I have to say that every deal has taken a pound of flesh out of me to close, but as I grow in this industry, I see a wider acceptance of women leaders. In this industry, I had to learn to put my ego on the side, and accept waiting in meeting rooms for long hours and travelling to find out that the meeting has just been cancelled. However, on the bright side, there is a great sense of satisfaction when deals are closed and we see the company growing.
Give us a brief overview of your career in broadcast.
I always had a passion for selling. I got motivated by my dad to start my own business when I was 10 years old, where I had simply put a blanket on the street with some groceries to sell. This evolved to selling my mom’s kitchen ware, which drove her crazy!
I was studying and working at the same time in an audit firm where I was coached by a great woman leader. After graduating, I held various positions in management consulting, investment banking, mergers and acquisitions and traditional media. I had many media clients as part of my consulting role, which motivated me to move from Deloitte to OSN. It was then that I fell in love with the broadcast and media business. After OSN, I had the opportunity to work with MOBY to launch new channels in challenging markets such as Ethiopia, Afghanistan and Pakistan, and this experience was phenomenal, lovely and unique.
Now, at YuppTV, we are building the service in the market from scratch. And for that, we operate like a start-up. It is hectic but so rewarding.
What sparked your interest in this field?
The media business is so dynamic and creative. As you get into the areas of content acquisition and production, subscriber management, retention, churn and engagement, marketing, way to market – each one of those requires so much industry knowledge and you keep on learning something new every day. I am a strong believer that OTT services are e-commerce providers, and I am looking forward to launching the next Amazon through Yupp!
Do you see gender parity in the industry?
I believe that a woman has to be doubly qualified and very strong to be able to grow in this industry. This is the reality of the region, and I have faced this throughout my career. However, this is changing now and there is a wider acceptance of women leaders.
What are the biggest factors that hinder women from entering the OTT and telecom industry?
This is related to culture, as women working in media is still seen as taboo in some parts of the Arab world. The other part is that these industries are demanding, and unfortunately a lot of women have had to let go of their careers after they have kids. This is a right that a woman should not be denied. I remember I attended a meeting one week after giving birth, because I wanted to reflect the image of a woman who can run a family and a business at the same time.
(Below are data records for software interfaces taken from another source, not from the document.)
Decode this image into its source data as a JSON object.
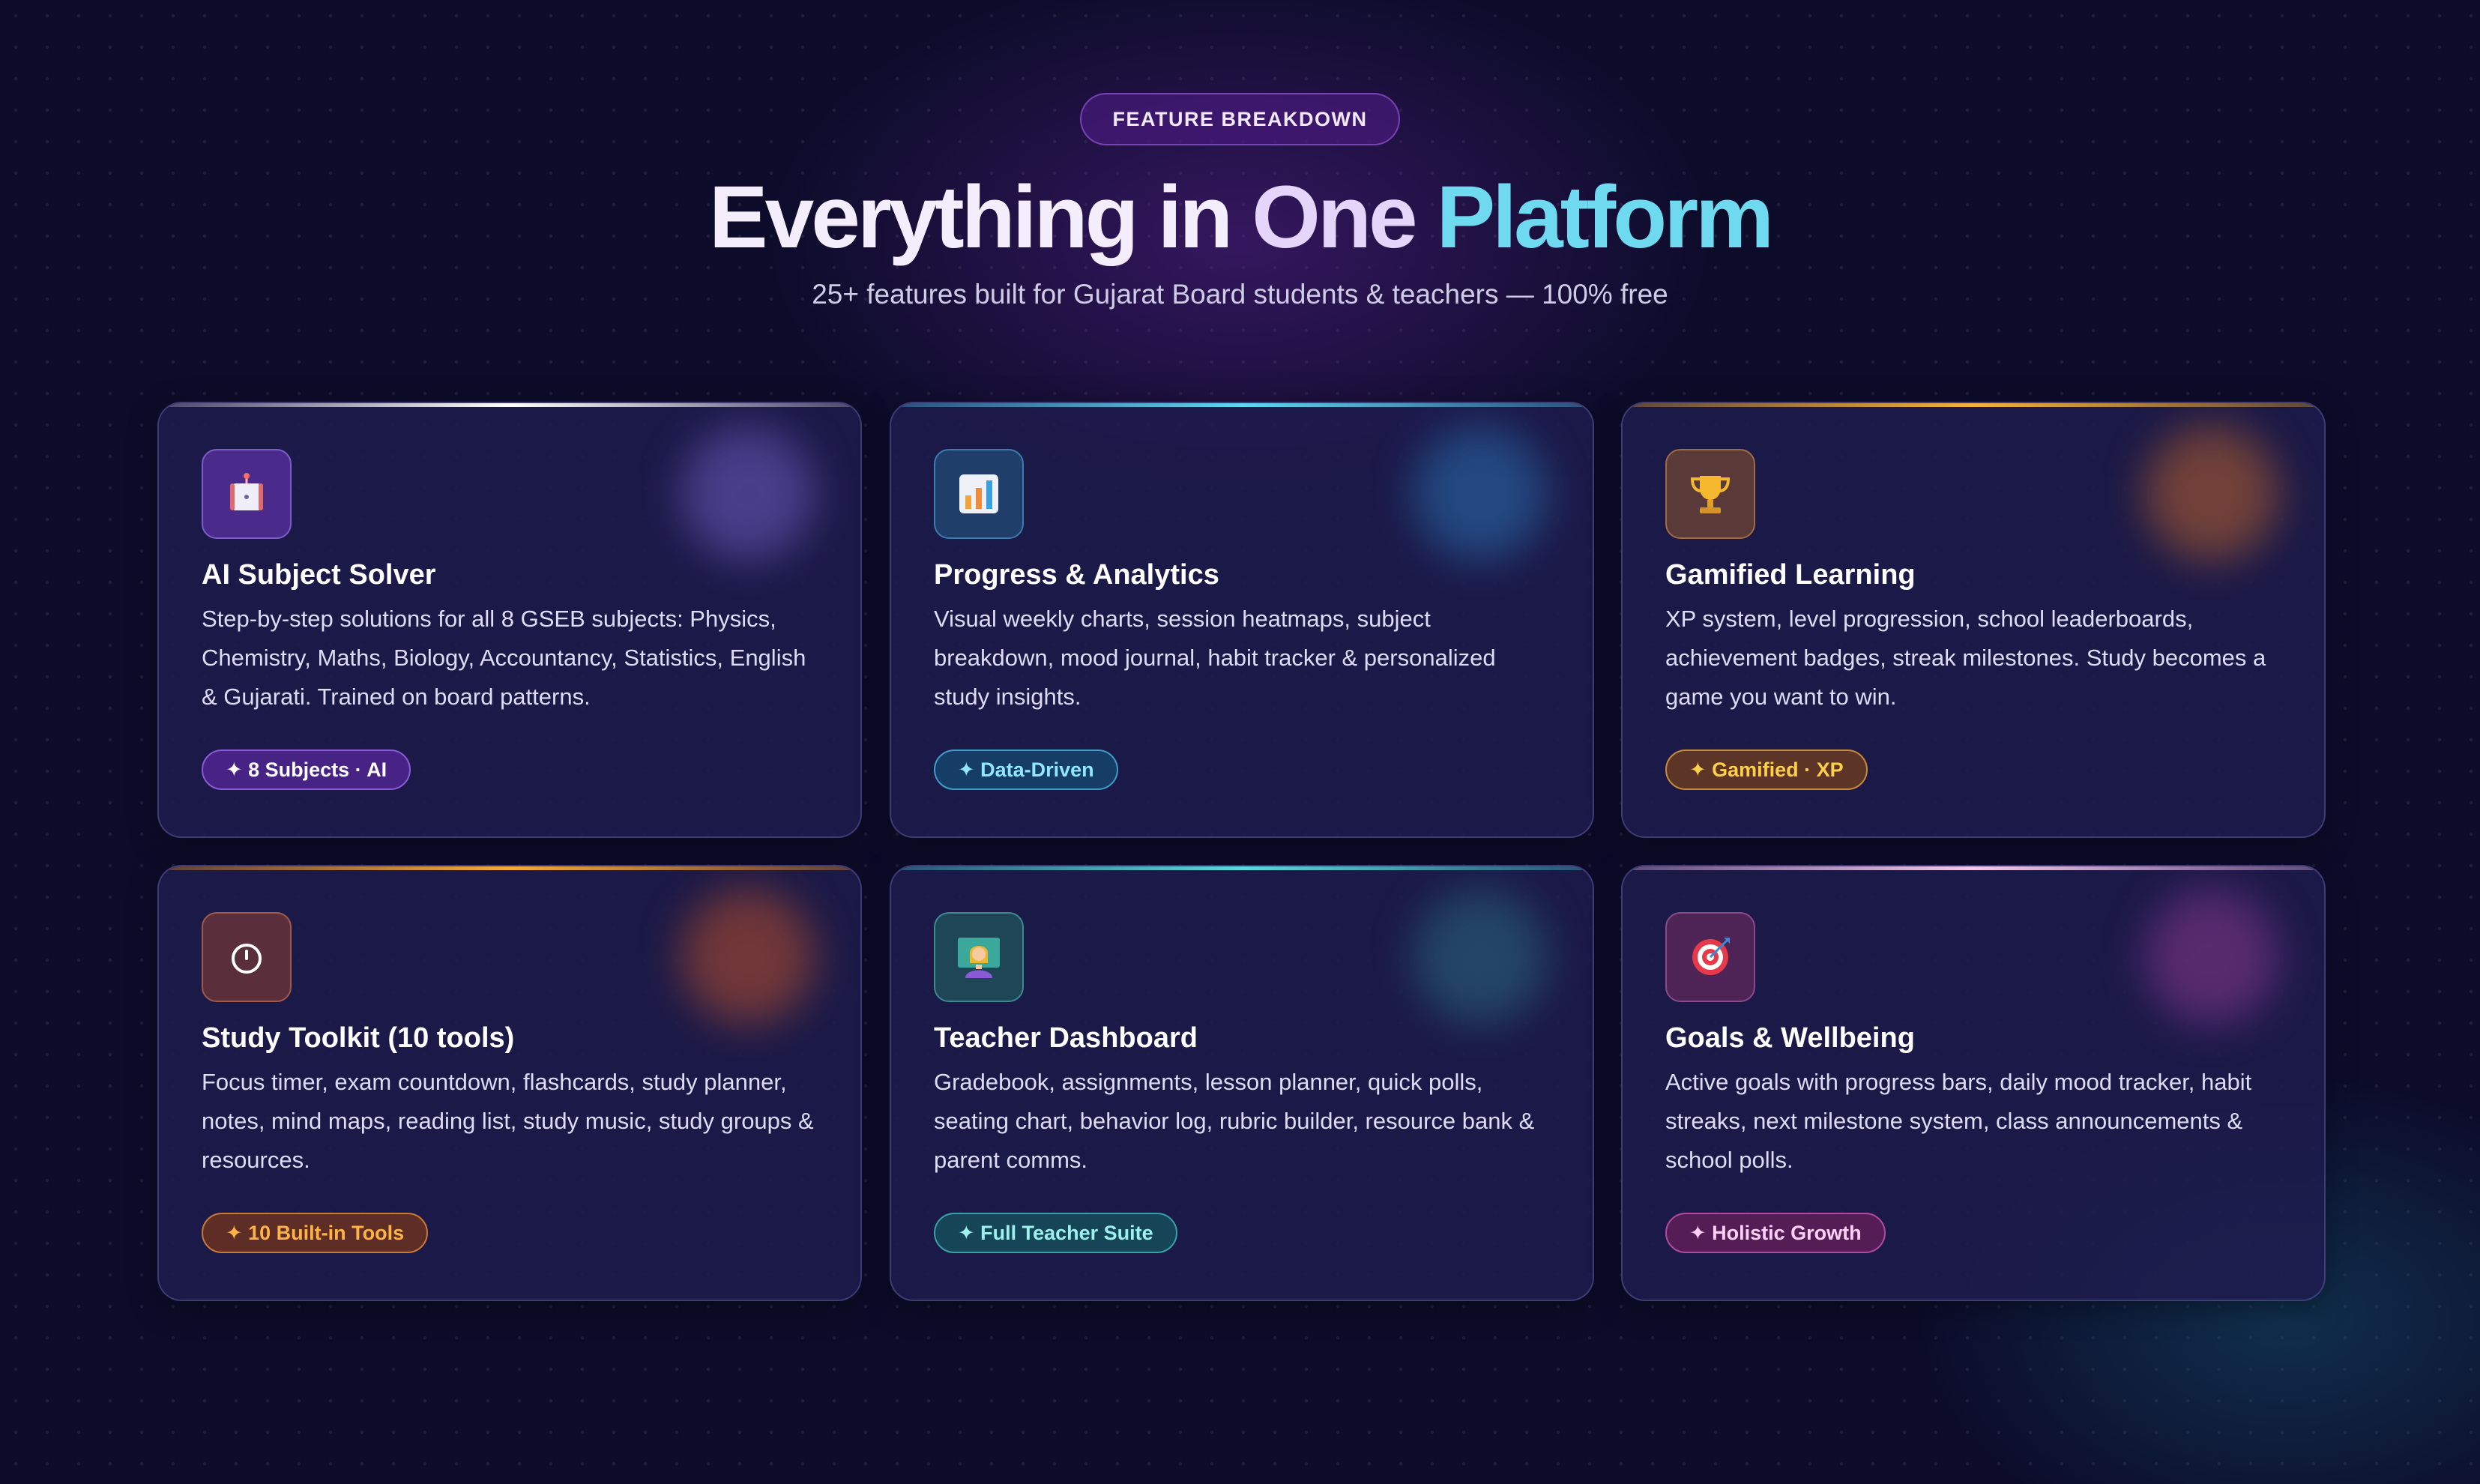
{
  "header": {
    "eyebrow": "FEATURE BREAKDOWN",
    "title_part1": "Everything in ",
    "title_part2": "One ",
    "title_part3": "Platform",
    "subtitle": "25+ features built for Gujarat Board students & teachers — 100% free"
  },
  "features": [
    {
      "icon": "robot-icon",
      "title": "AI Subject Solver",
      "description": "Step-by-step solutions for all 8 GSEB subjects: Physics, Chemistry, Maths, Biology, Accountancy, Statistics, English & Gujarati. Trained on board patterns.",
      "tag": "✦ 8 Subjects · AI",
      "accent": "#8a5ad8"
    },
    {
      "icon": "bar-chart-icon",
      "title": "Progress & Analytics",
      "description": "Visual weekly charts, session heatmaps, subject breakdown, mood journal, habit tracker & personalized study insights.",
      "tag": "✦ Data-Driven",
      "accent": "#5fd6f2"
    },
    {
      "icon": "trophy-icon",
      "title": "Gamified Learning",
      "description": "XP system, level progression, school leaderboards, achievement badges, streak milestones. Study becomes a game you want to win.",
      "tag": "✦ Gamified · XP",
      "accent": "#f5b33a"
    },
    {
      "icon": "timer-icon",
      "title": "Study Toolkit (10 tools)",
      "description": "Focus timer, exam countdown, flashcards, study planner, notes, mind maps, reading list, study music, study groups & resources.",
      "tag": "✦ 10 Built-in Tools",
      "accent": "#f5a93a"
    },
    {
      "icon": "teacher-icon",
      "title": "Teacher Dashboard",
      "description": "Gradebook, assignments, lesson planner, quick polls, seating chart, behavior log, rubric builder, resource bank & parent comms.",
      "tag": "✦ Full Teacher Suite",
      "accent": "#5ad8e0"
    },
    {
      "icon": "target-icon",
      "title": "Goals & Wellbeing",
      "description": "Active goals with progress bars, daily mood tracker, habit streaks, next milestone system, class announcements & school polls.",
      "tag": "✦ Holistic Growth",
      "accent": "#f3c8ef"
    }
  ]
}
What steps should firms take to decrease the gender gap in the broadcast industry?
We still see women being asked at interviews about their plans to have more kids, or their flexibility with travel, as these factors determine their eligibility. Even during layoffs, women get laid off first because of the perception that the male is the provider. In meetings, a woman sometimes needs to speak in a louder pitch or voice to be heard.
Companies should eliminate gender preferences in certain jobs. Companies in the public sector especially should start offering equal benefits to women, such as schooling, housing and insurance. The UAE government has implemented some great initiatives in recent years, where women have representation in the government.
What message do you have for women aspiring to work in media?
There is nothing more difficult than running a house, a family and kids.
Women are born leaders and they are naturally empowered; they just need to see the opportunity better. Having women leaders is a must now, and companies have realised that.
I encourage all women to have their own identity and be proud of their achievements. Our achievements in the workspace are what make our kids future leaders. This industry is amazing, but it needs more women.